I think that telling David is probably a necessary part of your journey but it can come along when you feel the time is right and for some people this may be at the beginning of the journey, for some it will be the end, when they can look back and tell their SO what they have achieved and why they felt it necessary to do it alone, and for some (like me) that point will come at a crossroads at some point in the middle of the journey. Again, I cannot emphasise enough that it is personal and you need to do what is right for you.

Please don’t, however, let this affect your relationship. Part of taking full control of your journey is accepting the consequences, be they queries, concerns or flat out non-understanding from others.

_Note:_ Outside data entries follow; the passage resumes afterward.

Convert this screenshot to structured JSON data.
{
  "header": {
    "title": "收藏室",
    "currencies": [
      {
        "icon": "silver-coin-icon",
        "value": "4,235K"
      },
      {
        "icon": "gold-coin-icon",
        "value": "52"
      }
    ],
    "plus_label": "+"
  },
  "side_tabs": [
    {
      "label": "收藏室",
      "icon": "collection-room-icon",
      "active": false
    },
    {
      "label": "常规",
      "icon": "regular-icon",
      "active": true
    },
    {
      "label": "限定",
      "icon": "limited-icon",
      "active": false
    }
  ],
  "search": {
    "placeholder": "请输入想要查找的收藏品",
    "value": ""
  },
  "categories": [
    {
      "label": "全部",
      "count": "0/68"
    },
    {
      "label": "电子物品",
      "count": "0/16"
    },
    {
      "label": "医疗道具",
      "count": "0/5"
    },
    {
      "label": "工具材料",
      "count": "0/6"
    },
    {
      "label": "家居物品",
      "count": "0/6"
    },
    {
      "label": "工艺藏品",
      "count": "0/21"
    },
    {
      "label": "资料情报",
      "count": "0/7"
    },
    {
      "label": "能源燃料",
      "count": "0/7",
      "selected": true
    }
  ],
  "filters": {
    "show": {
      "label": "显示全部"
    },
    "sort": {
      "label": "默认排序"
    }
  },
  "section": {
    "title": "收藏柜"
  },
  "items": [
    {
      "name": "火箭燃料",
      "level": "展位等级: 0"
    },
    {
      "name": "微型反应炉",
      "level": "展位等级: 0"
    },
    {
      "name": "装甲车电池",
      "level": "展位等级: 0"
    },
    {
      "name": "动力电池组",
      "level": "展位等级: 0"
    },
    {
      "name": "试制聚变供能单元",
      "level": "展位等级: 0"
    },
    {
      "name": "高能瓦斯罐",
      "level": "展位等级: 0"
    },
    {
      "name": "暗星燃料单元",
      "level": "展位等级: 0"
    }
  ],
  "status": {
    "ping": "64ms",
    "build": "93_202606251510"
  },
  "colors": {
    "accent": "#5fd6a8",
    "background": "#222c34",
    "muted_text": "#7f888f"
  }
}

If and when you do decide to tell David, do take time to reflect on all the times you have supported each other in the past and how these point to him being understanding and supportive of this issue.

Good luck and best wishes!

Steve In Cleveland

Steve In Cleveland

Well-known member
Forum Buddy
Apr 10, 2012
Cleveland, OH (USA)
Your story made me laugh, gettingthere-- in a familiar way of someone who's done many of the same things. I never actually scheduled fake "appointments" but I have added toothbrushes and toothpaste to the shopping list, even when I never actually brushed my teeth. And the casual dentist mentions! Anytime I found myself in a conversation that involved anything dental, I'd calmly throw off a "Boy, my dentist does that too, haha." Or I'd go into Seinfeld mode: "What's the deal with the giant needle, am I right?"

The thing about shame and phobias is that we feel like we're the only ones doing these crazy things and building all these walls and deceptions. It's refreshing to hear that other people do the exact same things.


Well-known member
Jun 1, 2012
United States
Odette, this is an interesting question.

I agree with Steve. I also agree with gettingthere. At the risk of sounding "on the fence," I'll explain myself.

My dental phobia has never been a secret from my husband, not even when we were first dating. I'm not even sure how the subject first came up. . .possibly when we were watching a video of the movie-musical Little Shop of Horrors, which we both enjoy (if you've never seen it, Steve Martin parodies a sadistic dentist). However, my husband and I have known a weakness we share (a specific anxiety disorder) almost from the beginning of our relationship, therefore I think this made us more open with one another about some things.

This being said, I kept two "big secrets" from my husband until we were engaged. One was something I knew he had a negative opinion about (in a general sense), because he'd mentioned it in a casual context fairly early in our relationship. Both were things I am still ashamed of for valid reasons, mostly related to social stigma, and generally don't tell others except on a "need-to-know" basis. When I finally told my husband he may have been surprised, but he wasn't highly shocked. At any rate, he didn't break off our engagement!

Regarding keeping your dental phobia a secret in a close/romantic relationship, ask yourself why you are keeping it a secret. Is it primarily because you are ashamed? If so, you may need to find the courage to tell David. If you don't feel David will understand, you may need to take a chance and trust him. If David reacts negatively to your shame and/or really doesn't understand and clearly doesn't want to, you may need to rethink the relationship. If you are genuinely afraid of David's reaction, ask yourself if your fear is justified based on previous experiences with him. If it is, it is time to ask yourself if you really want to continue the relationship.

Although not something I advertised (especially since I have a reputation of being a "watch-out-for-the-quiet ones" adventurous bookworm with a high pain tolerance!), my dental phobia was not exactly a secret in the workplace. When a woman mentioned she had a dental appointment I would sometimes tell her I would rather go to the gynecologist than the dentist :rolleyes:, but otherwise didn't elaborate. My cover blew this spring when I returned to dentistry after a 16-year absence. Although most of my restoration appointments have been scheduled before work, I've sometimes had to take time off, and I'm sure some people have noticed. What can I say except we all have our weaknesses, and also our strengths?